Benjamin Dangl has worked as a journalist throughout Latin America, covering social movements and politics in the region for over a decade. He is the author of the books Dancing with Dynamite: Social Movements and States in Latin America, and The Price of Fire: Resource Wars and Social Movements in Bolivia. Dangl is currently a doctoral candidate in Latin American History at McGill University, and edits UpsideDownWorld.org, a website on activism and politics in Latin America, and TowardFreedom.com, a progressive perspective on world events. Twitter: https://twitter.com/bendangl Email: BenDangl(at)gmail(dot)com

This piece first appeared in TeleSUR.

 

More articles by:

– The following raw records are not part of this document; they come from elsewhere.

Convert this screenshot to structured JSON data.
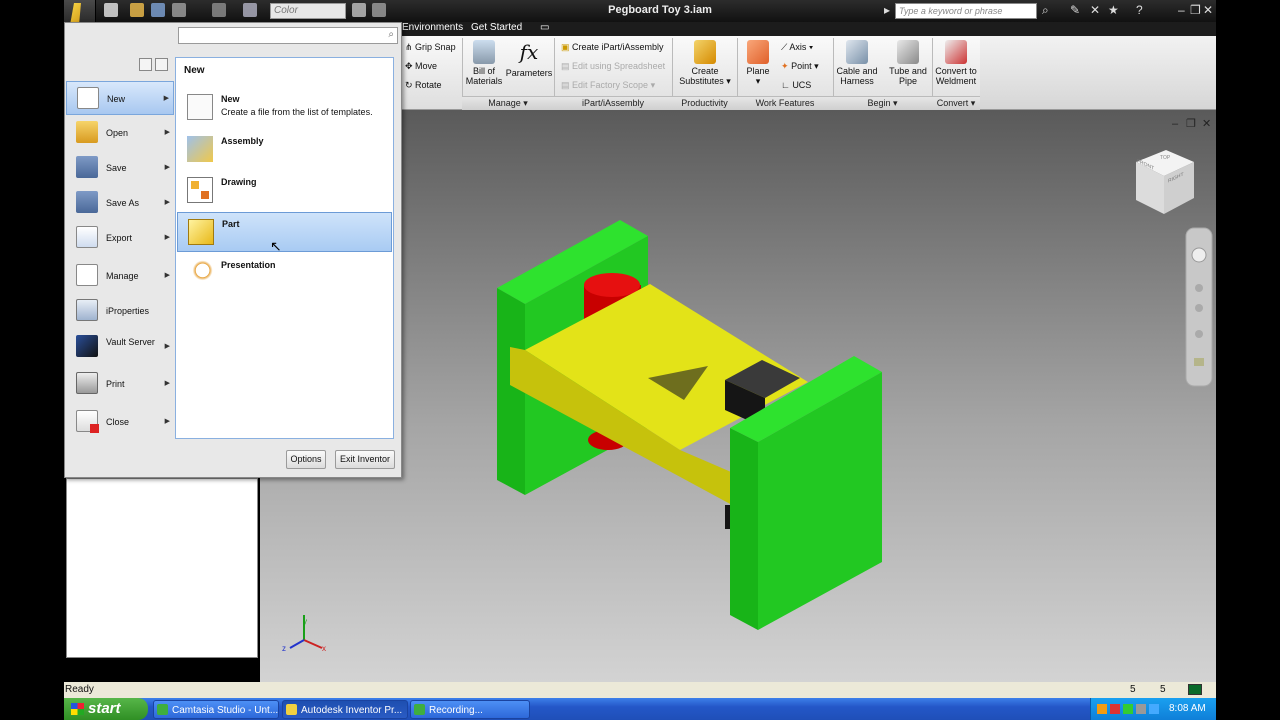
{
  "title": "Pegboard Toy 3.iam",
  "quick_access": {
    "color_combo": "Color"
  },
  "help_search": {
    "placeholder": "Type a keyword or phrase"
  },
  "ribbon": {
    "tabs": [
      "Environments",
      "Get Started"
    ],
    "manage": {
      "grip_snap": "Grip Snap",
      "move": "Move",
      "rotate": "Rotate",
      "bom": "Bill of Materials",
      "parameters": "Parameters",
      "group": "Manage"
    },
    "ipart": {
      "create": "Create iPart/iAssembly",
      "edit_spreadsheet": "Edit using Spreadsheet",
      "edit_factory": "Edit Factory Scope",
      "group": "iPart/iAssembly"
    },
    "productivity": {
      "create_substitutes": "Create Substitutes",
      "group": "Productivity"
    },
    "work_features": {
      "plane": "Plane",
      "axis": "Axis",
      "point": "Point",
      "ucs": "UCS",
      "group": "Work Features"
    },
    "begin": {
      "cable": "Cable and Harness",
      "tube": "Tube and Pipe",
      "group": "Begin"
    },
    "convert": {
      "weldment": "Convert to Weldment",
      "group": "Convert"
    }
  },
  "app_menu": {
    "items": [
      {
        "label": "New",
        "icon": "new-file-icon"
      },
      {
        "label": "Open",
        "icon": "folder-icon"
      },
      {
        "label": "Save",
        "icon": "save-icon"
      },
      {
        "label": "Save As",
        "icon": "save-as-icon"
      },
      {
        "label": "Export",
        "icon": "export-icon"
      },
      {
        "label": "Manage",
        "icon": "manage-icon"
      },
      {
        "label": "iProperties",
        "icon": "iproperties-icon"
      },
      {
        "label": "Vault Server",
        "icon": "vault-icon"
      },
      {
        "label": "Print",
        "icon": "printer-icon"
      },
      {
        "label": "Close",
        "icon": "close-file-icon"
      }
    ],
    "submenu": {
      "heading": "New",
      "entries": [
        {
          "title": "New",
          "desc": "Create a file from the list of templates."
        },
        {
          "title": "Assembly",
          "desc": ""
        },
        {
          "title": "Drawing",
          "desc": ""
        },
        {
          "title": "Part",
          "desc": ""
        },
        {
          "title": "Presentation",
          "desc": ""
        }
      ]
    },
    "options_label": "Options",
    "exit_label": "Exit Inventor"
  },
  "viewcube": {
    "front": "FRONT",
    "right": "RIGHT",
    "top": "TOP"
  },
  "status": {
    "text": "Ready",
    "count1": "5",
    "count2": "5"
  },
  "taskbar": {
    "start": "start",
    "tasks": [
      "Camtasia Studio - Unt...",
      "Autodesk Inventor Pr...",
      "Recording..."
    ],
    "clock": "8:08 AM"
  },
  "colors": {
    "green": "#1ec81e",
    "yellow": "#e3e318",
    "red": "#cc0000",
    "black": "#161616"
  }
}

Benjamin Dangl teaches journalism as a Lecturer of Public Communication in the Department of Community Development and Applied Economics at the University of Vermont. He has worked as a journalist across Latin America and written three books on Bolivia, including The Five Hundred Year Rebellion: Indigenous Movements and the Decolonization of History in Bolivia (AK Press, 2019).

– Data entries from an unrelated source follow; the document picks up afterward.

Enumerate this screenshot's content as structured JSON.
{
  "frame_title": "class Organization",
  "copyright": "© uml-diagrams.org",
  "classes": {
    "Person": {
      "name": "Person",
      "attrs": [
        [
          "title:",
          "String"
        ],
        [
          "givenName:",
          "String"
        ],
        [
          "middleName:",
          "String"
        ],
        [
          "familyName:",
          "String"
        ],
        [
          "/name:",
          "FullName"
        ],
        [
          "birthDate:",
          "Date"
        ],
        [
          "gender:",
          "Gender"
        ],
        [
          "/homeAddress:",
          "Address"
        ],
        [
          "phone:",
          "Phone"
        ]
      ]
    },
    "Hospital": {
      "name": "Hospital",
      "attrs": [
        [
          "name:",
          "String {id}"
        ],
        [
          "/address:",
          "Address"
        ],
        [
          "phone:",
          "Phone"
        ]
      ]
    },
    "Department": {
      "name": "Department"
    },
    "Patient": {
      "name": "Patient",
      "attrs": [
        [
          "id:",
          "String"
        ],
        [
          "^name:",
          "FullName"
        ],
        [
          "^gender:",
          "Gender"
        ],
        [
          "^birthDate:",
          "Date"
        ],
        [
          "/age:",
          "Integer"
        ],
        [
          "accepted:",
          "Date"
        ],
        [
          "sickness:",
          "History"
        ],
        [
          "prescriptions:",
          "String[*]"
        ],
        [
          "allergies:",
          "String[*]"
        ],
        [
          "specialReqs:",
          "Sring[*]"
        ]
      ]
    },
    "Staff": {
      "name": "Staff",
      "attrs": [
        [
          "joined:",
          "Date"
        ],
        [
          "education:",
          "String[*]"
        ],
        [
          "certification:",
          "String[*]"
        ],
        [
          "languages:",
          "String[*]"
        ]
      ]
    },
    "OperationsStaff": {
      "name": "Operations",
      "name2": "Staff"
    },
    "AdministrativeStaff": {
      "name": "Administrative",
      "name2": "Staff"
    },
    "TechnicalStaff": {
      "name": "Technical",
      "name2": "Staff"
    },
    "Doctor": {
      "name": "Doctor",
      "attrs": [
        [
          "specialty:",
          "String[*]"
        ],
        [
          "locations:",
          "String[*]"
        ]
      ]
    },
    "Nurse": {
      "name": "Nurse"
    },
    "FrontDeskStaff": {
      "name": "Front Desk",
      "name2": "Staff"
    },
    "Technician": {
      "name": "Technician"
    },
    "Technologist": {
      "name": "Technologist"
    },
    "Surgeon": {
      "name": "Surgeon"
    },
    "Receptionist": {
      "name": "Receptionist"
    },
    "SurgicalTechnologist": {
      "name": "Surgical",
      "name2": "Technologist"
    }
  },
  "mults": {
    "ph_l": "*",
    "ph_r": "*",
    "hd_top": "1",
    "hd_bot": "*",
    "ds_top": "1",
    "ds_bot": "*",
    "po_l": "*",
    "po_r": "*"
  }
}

Weekend Edition
July 03, 2020
Friday - Sunday
Peter Linebaugh
Police and the Wealth of Nations: Déjà Vu or Unfinished Business?
Rob Urie
Class, Race and Power
John Davis
A Requiem for George Floyd
Jeffrey St. Clair
Roaming Charges: Mutiny of the Bounties!
Richard D. Wolff
Revolutionary Possibilities: Could U.S. Capitalism Turn Nationalist?
Richard Falk
When Rogue States Sanction the International Criminal Court
Louis Proyect
Smearing Black Lives Matter…From the Left
Ralph Nader
Trump and Pence – Step Aside for Professional Pandemic Scientists and Managers
Ramzy Baroud
Tearing Down the Idols of Colonialism: Why Tunisia, Africa Must Demand French Apology
Philippe Marlière
Challenging the French Republic’s Color-Blindness
Richard C. Gross
Attack, Deny
Lee Camp
Connecting the Dates – US Media Used To Stop The ‘Threat’ of Peace
Steve Martinot
The Desire to Kill
David Yearsley
The War on Kitsch
Amy Eva Alberts Warren – Rev. William Alberts
Why are Certain Christians Democratic and Others Authoritarian?
Lawrence Davidson
Covid Madness
Brian Cloughley
Britain’s Disorder and Decline
Ellen Taylor
The US Military Has Its Knee on the Throat of the World
David Rosen
White Nationalists on the Attack
Jeff Cohen
Politicians of Color Should Not be Immune From Criticism
Joseph Natoli
Drawn Away from Reality in Plain View
Frank Joyce
Give Me Liberty,  Give You Death
Jonah Raskin
My Adventures in the Matriarchy
Paul Street
The Racist Counter-Revolution of 1776
Kollibri terre Sonnenblume
The Corruption of the Democratic Party: Talking to Ted Rall about his new book
Medea Benjamin - Nicolas J. S. Davies
Trump’s Record on Foreign Policy: Lost Wars, New Conflicts and Broken Promises
Paul Edwards
A Bridge Too Far
Jennifer Joan Thompson
How to Do Things With Theses: Chile’s National Police Force Sues the Feminist Artistic Collective, Las Tesis
Shawn Fremstad
Vacations for All!
Thomas Knapp
A Modest Proposal for Compromise on “Confederate” Military Bases
Vijay Prashad, Eduardo Viloria Daboín, Ana Maldonado, and Zoe PC
Venezuela’s Borderlands Have Been Assaulted by COVID-19
Thom Hartmann
COVID Masks: The Latest Faux Conservative Outrage
Jesse Jackson
Mandatory College Football Practices in Time of Pandemic are Nuts
Nicholas Vincenzo Barney
Consensus Politics on the Fringe: The Intellectual Dishonesty of the Intellectual Dark Web
Ted Rall
The Data is Clear: Progressives Should Boycott Biden
Joshua Tartakovsky
Sergei Khrushchev: An Eulogy from His Close Student
Theresa Church
In Reconsidering ‘Normalcy’ Genetically Engineered Trees Do Not Belong
Chelsea Carrick
Let’s Not Lose Momentum
Adam Rissien
Sorry Secretary Perdue, Our National Forests are Not Crops
Paul Gilk
A Few Theoretical Percentages
Thomas S. Harrington
“New Corona Cases”:  A Phrase That’s Tells us Very Little, if Anything,  About the Actual Levels of Danger We  Face
Claire Chadwick
I Got COVID-19 at Work. I Won’t be the Last
George Wuerthner
The Upper Green River Should be a National Park, Not a Feedlot
Julian Vigo
Profiteering in the Era of COVID-19
Ravi Mangla
Policing is Not a Public Good
FacebookTwitterRedditEmail